Fine Needle Biopsy

Tissue sampling using a needle which is guided into an abnormality by ultrasound, CT or mammography. Ultrasound is used to guide biopsies of the breast, thyroid, liver and superficial lymph nodes and other accessible structures. CT is used to guide biopsies of the chest, abdomen and pelvis. Some breast biopsies are guided by mammography if the abnormality is not visible on ultrasound.

Please advise us beforehand

If you are on anticoagulants such as Warfarin.

Please advise us if you are, or think you may be, pregnant.

Preparation

No preparation.

Special Precautions

In general, these are very safe techniques and have a very low complication rate. They are the safest way of obtaining a biopsy in most cases.

What happens during the procedure

You will change into a gown and be comfortably positioned so that the area being examined is most accessible.

Scans are taken to locate its exact position. The skin in the area is sterilised with antiseptic, local anaesthetic given, then a needle is guided into the abnormality and a sample taken.

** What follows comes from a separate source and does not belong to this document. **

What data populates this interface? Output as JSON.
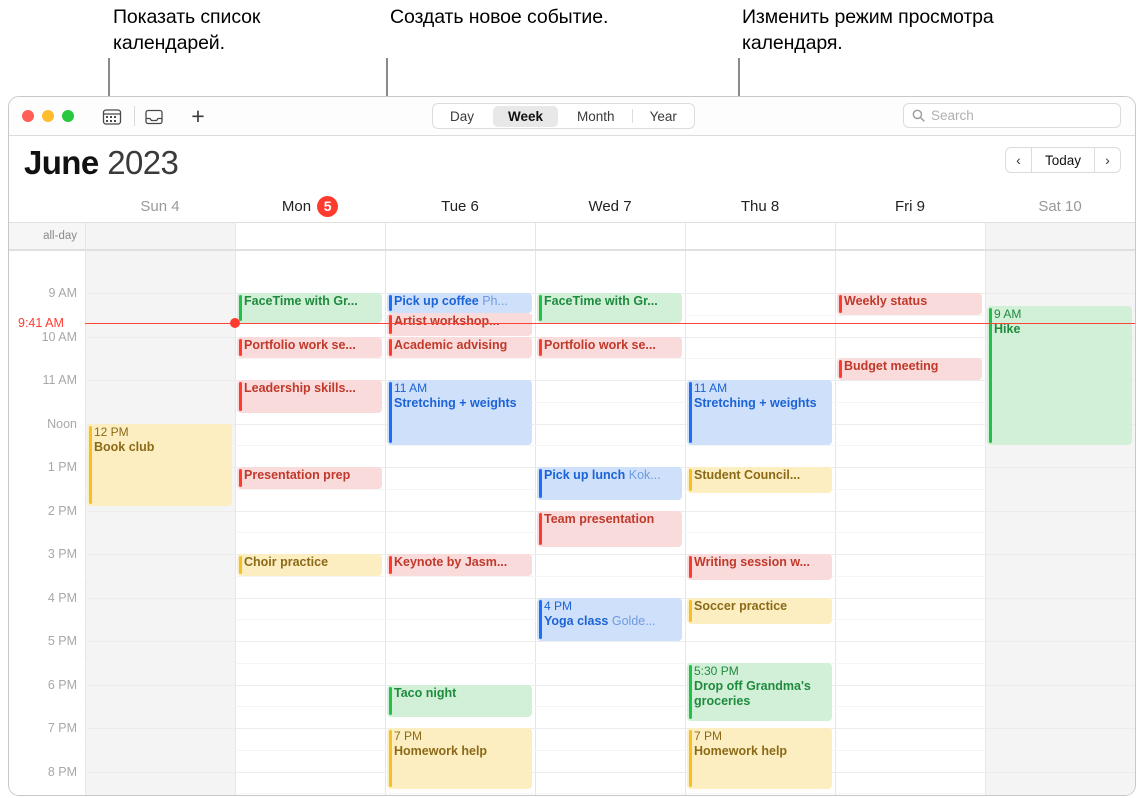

This is repeated 2-4 times until sufficient material is obtained for pathology. More than one sample is needed to avoid sampling error and ensure there is adequate tissue for the pathologist.

How long does it take?

Approx 30 minutes.

After your examination

There can be some discomfort at the biopsy site but it is usually minor and resolves in 3-4 hours. Ice packs for 10 minutes each hour and simple analgesics such as paracetamol can be used if needed.

Your images and report

You will be sent an account by the pathologist or sign an assignment form for the pathologist’s fee for examining the specimen. The pathologist will send their report directly to your doctor within 2-3 days of the biopsy.

It is essential you see your doctor within a few days to get the biopsy result.

Potential Complications | Lung Biopsies

Small air leaks are common from the puncture site and collect around the lung (pneumothorax). These resolve spontaneously over a few days. Rarely, air leakage will cause the lung to collapse and a chest drain may be inserted to drain out the air and allow the lung to re-expand.

Potential Complications | Other Biopsies

Significant bleeding or infection can occur depending on the biopsy site but is rare.